Ellen Chavez, M.Ed. ’86
Lorraine was my advisor when I was a student at Erikson. I’ll always remember her quirky sense of humor and great laughter!
Shelley Levin, M.Ed. ’78
Lorraine was a lovely professor who took an interest in each of her students.
Judy Bensinger-Haynes, M.Ed. ’88
It was November 30, 1982. I was nine months pregnant with my third child and was not due until the third week of December. I was on contract with the Human Services Institute of the City Colleges of Chicago which ended Nov. 30. I promised my supervisor, Betty Hutchison, that I would “make it” through the end of the DHS fiscal year. On November 30, I attended a Head Start parent event with Ella Jenkins performing. Lorraine was there and we were dancing and clapping to Ella. Lorraine made a few witty remarks about my pregnancy and offered to drive me home to Hyde Park in her small, I think it was yellow, Volkswagen. It was stick shift and bumpy. At two in the morning, my water bag broke and I was on my way to Lying Inn. Angela (named after Angela Davis) was born a few hours later. In subsequent years, I would see Lorraine walking her trusty dog and we would joke about my end of the contract experience and the early arrival of Angela. We were family at Erikson and all of the teachers were supportive of the students and met with us regularly.
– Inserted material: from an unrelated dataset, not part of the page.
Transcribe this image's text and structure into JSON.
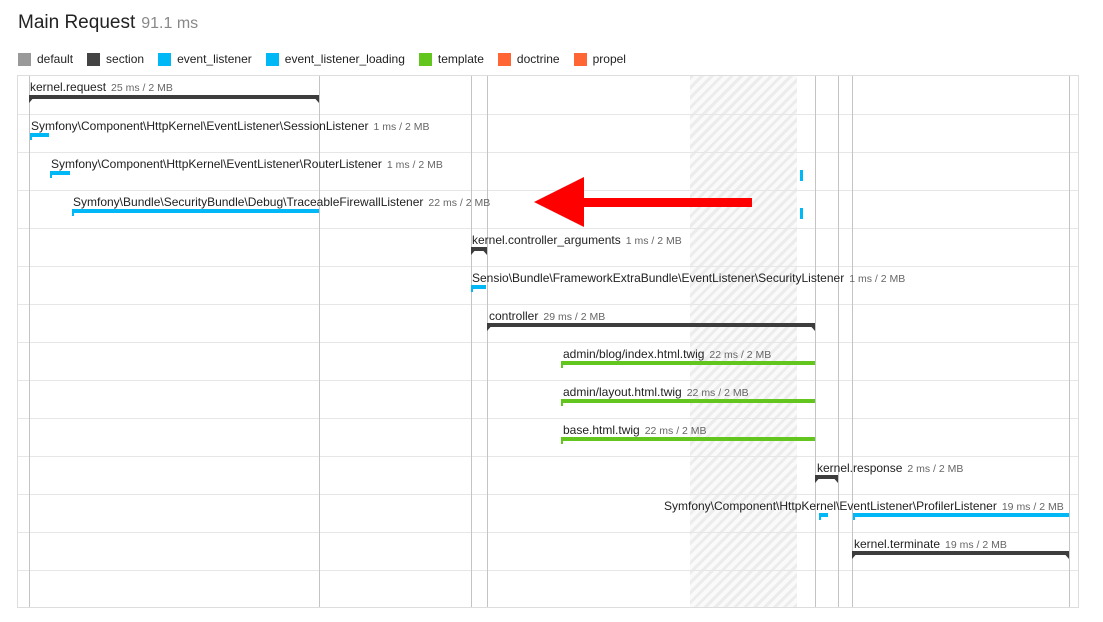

In 1980, I saw Lorraine on the street in H.P. walking her dog of course, and she informed me that I wrote an excellent Comp. She boosted my confidence and I will never forget her taking time to compliment me personally. Years later, as director of CDA training at the City Colleges, I spoke to Lorraine, again while she was walking her dog, about a Pre-School Curriculum which was being implemented in many H.S. programs which I found to be too structured. With a smile she said, “And that too will pass” and it did! Lorraine had a wonderful way of putting life in perspective. I was happy to attend the last alumni event where Lorraine was honored and to have the opportunity to talk to her a bit and say Good-Bye. Good-bye to a teacher, friend and mentor.
Leah Shapiro, M.Ed. ’81